● **Brief**: In the entries that follow, which lines hold the string "title"? List them.

Data records for software interfaces:

┌──

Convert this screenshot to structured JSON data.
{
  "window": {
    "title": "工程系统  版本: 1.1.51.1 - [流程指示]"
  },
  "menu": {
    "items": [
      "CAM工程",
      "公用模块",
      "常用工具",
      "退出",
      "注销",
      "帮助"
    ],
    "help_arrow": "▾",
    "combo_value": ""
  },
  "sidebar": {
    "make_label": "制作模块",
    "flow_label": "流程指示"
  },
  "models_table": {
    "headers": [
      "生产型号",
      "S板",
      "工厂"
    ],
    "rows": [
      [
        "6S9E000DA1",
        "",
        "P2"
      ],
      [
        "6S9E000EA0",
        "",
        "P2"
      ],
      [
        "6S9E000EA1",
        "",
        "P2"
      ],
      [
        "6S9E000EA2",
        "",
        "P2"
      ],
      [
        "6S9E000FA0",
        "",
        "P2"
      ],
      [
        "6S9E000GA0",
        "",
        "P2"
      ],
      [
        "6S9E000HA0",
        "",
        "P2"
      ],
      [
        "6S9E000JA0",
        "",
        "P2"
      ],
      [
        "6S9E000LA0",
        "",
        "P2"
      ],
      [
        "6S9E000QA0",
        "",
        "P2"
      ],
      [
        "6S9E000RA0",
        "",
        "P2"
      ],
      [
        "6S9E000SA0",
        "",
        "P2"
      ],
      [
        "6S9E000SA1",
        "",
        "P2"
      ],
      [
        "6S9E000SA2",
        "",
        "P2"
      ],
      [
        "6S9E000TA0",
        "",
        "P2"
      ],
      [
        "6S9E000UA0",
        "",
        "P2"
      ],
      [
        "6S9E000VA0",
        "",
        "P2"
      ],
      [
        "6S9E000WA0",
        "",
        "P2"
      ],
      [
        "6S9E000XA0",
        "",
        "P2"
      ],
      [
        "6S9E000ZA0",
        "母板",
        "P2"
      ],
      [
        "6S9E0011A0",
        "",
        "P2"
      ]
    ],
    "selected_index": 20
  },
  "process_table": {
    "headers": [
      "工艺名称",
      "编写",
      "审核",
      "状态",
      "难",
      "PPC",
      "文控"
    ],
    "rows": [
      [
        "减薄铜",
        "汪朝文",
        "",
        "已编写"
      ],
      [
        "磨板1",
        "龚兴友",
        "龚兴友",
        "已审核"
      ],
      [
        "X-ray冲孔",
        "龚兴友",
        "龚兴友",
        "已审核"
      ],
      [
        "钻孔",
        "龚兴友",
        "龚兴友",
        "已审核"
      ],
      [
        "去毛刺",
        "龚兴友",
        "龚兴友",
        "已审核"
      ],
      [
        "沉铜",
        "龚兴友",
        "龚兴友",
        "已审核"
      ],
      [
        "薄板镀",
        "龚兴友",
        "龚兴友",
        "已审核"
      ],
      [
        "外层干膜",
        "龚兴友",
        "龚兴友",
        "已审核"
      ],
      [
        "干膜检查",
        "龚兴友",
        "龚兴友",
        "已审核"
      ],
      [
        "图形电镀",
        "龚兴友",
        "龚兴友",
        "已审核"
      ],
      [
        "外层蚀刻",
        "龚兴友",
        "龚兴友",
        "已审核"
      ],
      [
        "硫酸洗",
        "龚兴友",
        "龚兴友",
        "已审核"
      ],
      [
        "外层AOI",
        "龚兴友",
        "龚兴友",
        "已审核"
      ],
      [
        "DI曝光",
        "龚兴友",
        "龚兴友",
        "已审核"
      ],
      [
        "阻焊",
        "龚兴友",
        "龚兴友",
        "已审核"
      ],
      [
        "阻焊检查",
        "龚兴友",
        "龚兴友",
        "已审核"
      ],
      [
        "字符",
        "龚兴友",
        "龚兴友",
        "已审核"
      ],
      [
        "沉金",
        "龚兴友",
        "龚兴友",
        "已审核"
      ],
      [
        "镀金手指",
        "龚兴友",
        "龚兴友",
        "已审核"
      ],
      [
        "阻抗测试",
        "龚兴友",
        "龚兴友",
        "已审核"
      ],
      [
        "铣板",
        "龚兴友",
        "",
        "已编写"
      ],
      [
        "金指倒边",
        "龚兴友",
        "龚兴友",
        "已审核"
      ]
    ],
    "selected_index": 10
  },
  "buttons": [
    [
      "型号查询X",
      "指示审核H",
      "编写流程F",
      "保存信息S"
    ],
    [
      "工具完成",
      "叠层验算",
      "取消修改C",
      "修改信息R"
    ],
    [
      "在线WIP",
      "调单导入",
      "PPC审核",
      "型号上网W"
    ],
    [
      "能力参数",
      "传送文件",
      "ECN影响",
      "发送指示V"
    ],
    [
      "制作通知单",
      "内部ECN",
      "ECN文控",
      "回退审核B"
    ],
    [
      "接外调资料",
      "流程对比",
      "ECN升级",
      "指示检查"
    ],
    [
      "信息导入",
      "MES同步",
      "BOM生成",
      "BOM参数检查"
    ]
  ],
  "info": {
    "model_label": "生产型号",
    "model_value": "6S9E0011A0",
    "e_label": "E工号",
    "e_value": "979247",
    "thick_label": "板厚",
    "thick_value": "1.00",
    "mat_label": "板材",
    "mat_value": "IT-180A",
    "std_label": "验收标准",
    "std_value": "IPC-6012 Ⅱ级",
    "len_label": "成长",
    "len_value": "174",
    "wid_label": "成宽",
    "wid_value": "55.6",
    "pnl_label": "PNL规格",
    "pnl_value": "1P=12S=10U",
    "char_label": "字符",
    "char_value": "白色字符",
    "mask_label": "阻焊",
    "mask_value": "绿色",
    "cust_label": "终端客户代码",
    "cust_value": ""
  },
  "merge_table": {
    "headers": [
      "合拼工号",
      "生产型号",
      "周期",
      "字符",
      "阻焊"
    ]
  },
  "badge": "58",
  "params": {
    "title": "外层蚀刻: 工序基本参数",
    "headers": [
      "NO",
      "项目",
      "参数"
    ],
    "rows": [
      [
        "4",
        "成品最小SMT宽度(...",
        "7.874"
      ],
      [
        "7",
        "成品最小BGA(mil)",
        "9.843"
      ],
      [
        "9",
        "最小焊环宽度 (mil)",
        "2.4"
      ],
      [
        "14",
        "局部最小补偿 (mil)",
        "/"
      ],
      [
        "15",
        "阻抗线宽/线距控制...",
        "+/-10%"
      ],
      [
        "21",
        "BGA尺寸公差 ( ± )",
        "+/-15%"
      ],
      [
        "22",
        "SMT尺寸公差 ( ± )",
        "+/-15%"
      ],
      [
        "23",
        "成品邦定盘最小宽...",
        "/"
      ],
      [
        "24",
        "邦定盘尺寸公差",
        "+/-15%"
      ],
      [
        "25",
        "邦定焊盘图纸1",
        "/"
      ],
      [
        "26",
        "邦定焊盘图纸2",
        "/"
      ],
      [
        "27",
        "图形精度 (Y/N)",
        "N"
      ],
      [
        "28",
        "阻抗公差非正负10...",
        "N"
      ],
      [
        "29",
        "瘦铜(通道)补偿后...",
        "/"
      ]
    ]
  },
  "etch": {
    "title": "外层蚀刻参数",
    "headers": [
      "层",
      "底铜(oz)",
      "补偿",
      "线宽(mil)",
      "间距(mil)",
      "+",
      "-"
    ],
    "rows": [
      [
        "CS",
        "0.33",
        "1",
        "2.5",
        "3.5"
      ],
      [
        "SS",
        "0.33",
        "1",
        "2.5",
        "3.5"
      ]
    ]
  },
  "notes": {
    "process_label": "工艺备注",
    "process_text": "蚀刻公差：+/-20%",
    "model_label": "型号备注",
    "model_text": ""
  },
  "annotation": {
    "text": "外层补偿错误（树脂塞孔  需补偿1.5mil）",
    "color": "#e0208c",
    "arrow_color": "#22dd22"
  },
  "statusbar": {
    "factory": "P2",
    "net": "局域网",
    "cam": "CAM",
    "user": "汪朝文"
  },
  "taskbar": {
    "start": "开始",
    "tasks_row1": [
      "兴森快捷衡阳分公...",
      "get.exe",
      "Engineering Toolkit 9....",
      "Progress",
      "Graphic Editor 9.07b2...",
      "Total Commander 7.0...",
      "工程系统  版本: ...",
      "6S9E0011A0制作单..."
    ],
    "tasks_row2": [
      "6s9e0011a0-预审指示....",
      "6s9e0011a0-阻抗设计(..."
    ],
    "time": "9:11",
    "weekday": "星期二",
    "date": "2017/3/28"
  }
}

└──

● **Output for this exercise**:
    "title": "工程系统  版本: 1.1.51.1 - [流程指示]"
    "title": "外层蚀刻: 工序基本参数",
    "title": "外层蚀刻参数",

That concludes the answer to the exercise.